For the time being the British negotiations have reached somewhat of an impasse due to the fact that, while the British are insisting upon a full acceptance of the general principle of freedom from exchange control, on its side the Chilean Government is unwilling to sign a formal agreement on the principle until it shall have received a detailed statement of the amount of funds which the British desire to transfer and the names of the companies and individuals involved. It appears that the British Embassy, some weeks ago, submitted a global amount representing an estimate of British frozen credits, but the Minister of Finance refused to accept this figure, stating that it was far too large. The real difficulty is due to the fact that the British problem is somewhat different than ours. In our case the frozen credits are represented by actual cash in pesos, by very liquid assets which can be converted quickly into pesos, or by accounts which are owed in dollars but where both the debtor and the creditor are Americans, for example, the dollars owed by American concerns such as the electric light company or the telephone company to pay service charges on their bonded indebtedness or for supplies and other dollar obligations. In addition to these there are dollar accounts which are owed by Chileans, but these are a relatively small percentage of the total. The British, on the other hand, are faced with the problem of repatriating a relatively large amount of sterling obligations which are owed by Chilean debtors. These debtors, shielding themselves behind the text of the monetary [Page 26] law, refuse to settle their sterling accounts except on the basis of supplying pesos to cover at the official rate of exchange, namely, about 50 pesos to the pound, instead of purchasing exchange in the open market at around 120 pesos to the pound. Specifically, the British Embassy estimates British frozen assets as follows:

(a) Sterling obligations owed by Chilean debtors 1,000,000 Pounds
(b) Bank loans 1,000,000
(c) Peso accounts such as bills of exchange, current accounts due British merchants, bank credits, etc., in liquid form 62,000,000 Pesos

The Minister of Finance has endeavored to secure from British banks and the British Embassy a list of the funds whose transfer is desired, but it is understood that comparatively few of these transfers have been made, chiefly due to the fact that, unlike American creditors, the British are unwilling to accept a liquidation of their accounts at the current export draft rate.

Although the Foreign Office has been prodding the British Embassy to secure a formal acceptance of the principle of free exchange by the Chilean Government, the Embassy is inclined to be complacent about the present situation. The logic of events here has brought it to virtually the same conclusion which we have also reached, namely that the de facto situation is not an unfavorable one, since: (a) current commerce can obtain ample exchange to cover its needs and to take care of any reasonable expansion due to better world conditions; in this respect exchange availabilities being better for us than for countries limited by compensation treaties; (b) frozen assets can be freely repatriated at the current export draft rate, thus providing for a quicker liquidation, though at a much less favorable rate than in the case of compensation countries.

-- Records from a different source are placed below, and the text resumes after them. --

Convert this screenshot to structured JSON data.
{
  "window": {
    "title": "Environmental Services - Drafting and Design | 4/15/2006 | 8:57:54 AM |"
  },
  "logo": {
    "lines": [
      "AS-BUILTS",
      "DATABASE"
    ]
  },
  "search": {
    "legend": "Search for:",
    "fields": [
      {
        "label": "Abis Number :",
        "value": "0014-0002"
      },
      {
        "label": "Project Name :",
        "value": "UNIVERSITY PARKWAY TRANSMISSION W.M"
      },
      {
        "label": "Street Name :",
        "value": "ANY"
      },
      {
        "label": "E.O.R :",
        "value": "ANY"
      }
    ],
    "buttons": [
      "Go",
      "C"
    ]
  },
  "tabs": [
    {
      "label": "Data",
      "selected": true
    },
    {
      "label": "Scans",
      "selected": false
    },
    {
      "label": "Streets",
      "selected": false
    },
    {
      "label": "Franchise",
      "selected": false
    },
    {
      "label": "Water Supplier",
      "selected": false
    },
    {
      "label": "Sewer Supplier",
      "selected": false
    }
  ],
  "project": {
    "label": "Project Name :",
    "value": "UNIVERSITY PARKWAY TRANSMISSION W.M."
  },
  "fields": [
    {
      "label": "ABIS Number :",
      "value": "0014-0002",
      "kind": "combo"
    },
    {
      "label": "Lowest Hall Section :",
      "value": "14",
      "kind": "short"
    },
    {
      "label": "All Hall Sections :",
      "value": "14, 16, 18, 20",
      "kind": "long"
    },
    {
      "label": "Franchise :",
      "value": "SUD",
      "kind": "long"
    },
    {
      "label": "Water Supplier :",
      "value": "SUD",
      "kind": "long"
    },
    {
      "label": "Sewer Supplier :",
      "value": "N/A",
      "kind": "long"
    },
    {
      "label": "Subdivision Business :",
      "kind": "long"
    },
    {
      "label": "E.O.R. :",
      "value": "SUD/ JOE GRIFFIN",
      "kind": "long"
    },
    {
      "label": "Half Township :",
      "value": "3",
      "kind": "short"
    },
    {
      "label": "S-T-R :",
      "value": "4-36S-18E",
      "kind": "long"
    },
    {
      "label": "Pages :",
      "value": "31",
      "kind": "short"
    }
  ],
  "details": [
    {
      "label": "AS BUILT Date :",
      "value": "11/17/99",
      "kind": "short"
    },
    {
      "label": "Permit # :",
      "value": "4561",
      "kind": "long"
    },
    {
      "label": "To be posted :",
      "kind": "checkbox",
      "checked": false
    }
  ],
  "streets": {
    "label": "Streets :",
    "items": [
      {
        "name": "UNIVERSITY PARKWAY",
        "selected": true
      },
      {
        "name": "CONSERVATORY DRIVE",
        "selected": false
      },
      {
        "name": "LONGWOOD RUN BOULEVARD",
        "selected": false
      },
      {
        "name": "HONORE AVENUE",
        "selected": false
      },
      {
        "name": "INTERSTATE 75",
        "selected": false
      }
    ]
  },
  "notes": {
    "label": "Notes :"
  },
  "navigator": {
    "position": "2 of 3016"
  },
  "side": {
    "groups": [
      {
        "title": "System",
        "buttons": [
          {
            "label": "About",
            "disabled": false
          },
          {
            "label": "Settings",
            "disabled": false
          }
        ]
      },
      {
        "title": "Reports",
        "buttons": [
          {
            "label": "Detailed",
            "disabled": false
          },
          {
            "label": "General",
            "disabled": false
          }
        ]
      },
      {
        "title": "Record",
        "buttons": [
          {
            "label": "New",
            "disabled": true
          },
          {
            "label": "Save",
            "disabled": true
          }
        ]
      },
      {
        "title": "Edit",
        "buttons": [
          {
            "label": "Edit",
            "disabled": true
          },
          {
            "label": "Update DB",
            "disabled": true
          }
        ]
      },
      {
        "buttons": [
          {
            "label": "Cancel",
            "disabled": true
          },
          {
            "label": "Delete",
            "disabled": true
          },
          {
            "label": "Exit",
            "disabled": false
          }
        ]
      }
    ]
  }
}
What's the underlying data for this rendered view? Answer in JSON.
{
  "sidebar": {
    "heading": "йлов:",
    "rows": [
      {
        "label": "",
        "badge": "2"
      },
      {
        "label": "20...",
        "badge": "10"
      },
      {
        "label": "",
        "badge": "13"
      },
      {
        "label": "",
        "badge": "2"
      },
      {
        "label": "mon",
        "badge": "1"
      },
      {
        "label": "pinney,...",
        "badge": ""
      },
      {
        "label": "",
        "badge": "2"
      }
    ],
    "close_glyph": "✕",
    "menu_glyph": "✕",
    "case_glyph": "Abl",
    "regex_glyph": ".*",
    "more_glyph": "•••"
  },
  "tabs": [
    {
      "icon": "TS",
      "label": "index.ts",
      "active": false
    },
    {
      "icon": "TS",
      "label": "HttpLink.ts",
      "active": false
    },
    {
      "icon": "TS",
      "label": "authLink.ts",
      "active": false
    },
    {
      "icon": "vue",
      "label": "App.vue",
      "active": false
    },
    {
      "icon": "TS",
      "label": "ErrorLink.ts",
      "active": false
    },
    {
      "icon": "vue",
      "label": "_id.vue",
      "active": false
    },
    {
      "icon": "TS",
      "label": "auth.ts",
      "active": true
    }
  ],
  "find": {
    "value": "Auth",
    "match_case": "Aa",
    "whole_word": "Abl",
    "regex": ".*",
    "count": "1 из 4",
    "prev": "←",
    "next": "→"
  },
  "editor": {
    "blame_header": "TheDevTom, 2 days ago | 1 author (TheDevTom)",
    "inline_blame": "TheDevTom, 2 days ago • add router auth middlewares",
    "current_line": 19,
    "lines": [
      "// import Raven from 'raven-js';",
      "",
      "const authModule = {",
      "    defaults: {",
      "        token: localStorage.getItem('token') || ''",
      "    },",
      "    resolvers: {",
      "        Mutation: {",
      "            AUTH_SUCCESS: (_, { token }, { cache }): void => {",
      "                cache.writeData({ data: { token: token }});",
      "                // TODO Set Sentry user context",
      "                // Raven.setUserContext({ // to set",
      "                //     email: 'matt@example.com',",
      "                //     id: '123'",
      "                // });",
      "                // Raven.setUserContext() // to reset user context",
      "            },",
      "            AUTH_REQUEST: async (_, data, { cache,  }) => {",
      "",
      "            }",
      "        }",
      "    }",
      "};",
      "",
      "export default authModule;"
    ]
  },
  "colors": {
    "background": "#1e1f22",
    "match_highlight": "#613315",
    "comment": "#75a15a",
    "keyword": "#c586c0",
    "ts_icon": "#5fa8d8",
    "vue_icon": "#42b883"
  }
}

Although British creditors appear to be more hopeful of obtaining a better rate than the current market rate for the liquidation of frozen assets, the British Embassy shares this Embassy’s view that preferential rates for this purpose could only be obtained should Great Britain decide to enter into compensation or blockage arrangements, a policy which that Government does not care to pursue. As stated above, the most serious problem which the British have is to find a fair solution for the settlement of the million pounds sterling accounts.

This Embassy will of course continue to report any matters of interest developing in the exchange situation, but is not anticipating taking the question up again with the Foreign Office, pending the receipt of the Department’s instructions after it has had time to give consideration to the Embassy’s despatch No. 77.

Respectfully yours,

Hal Sevier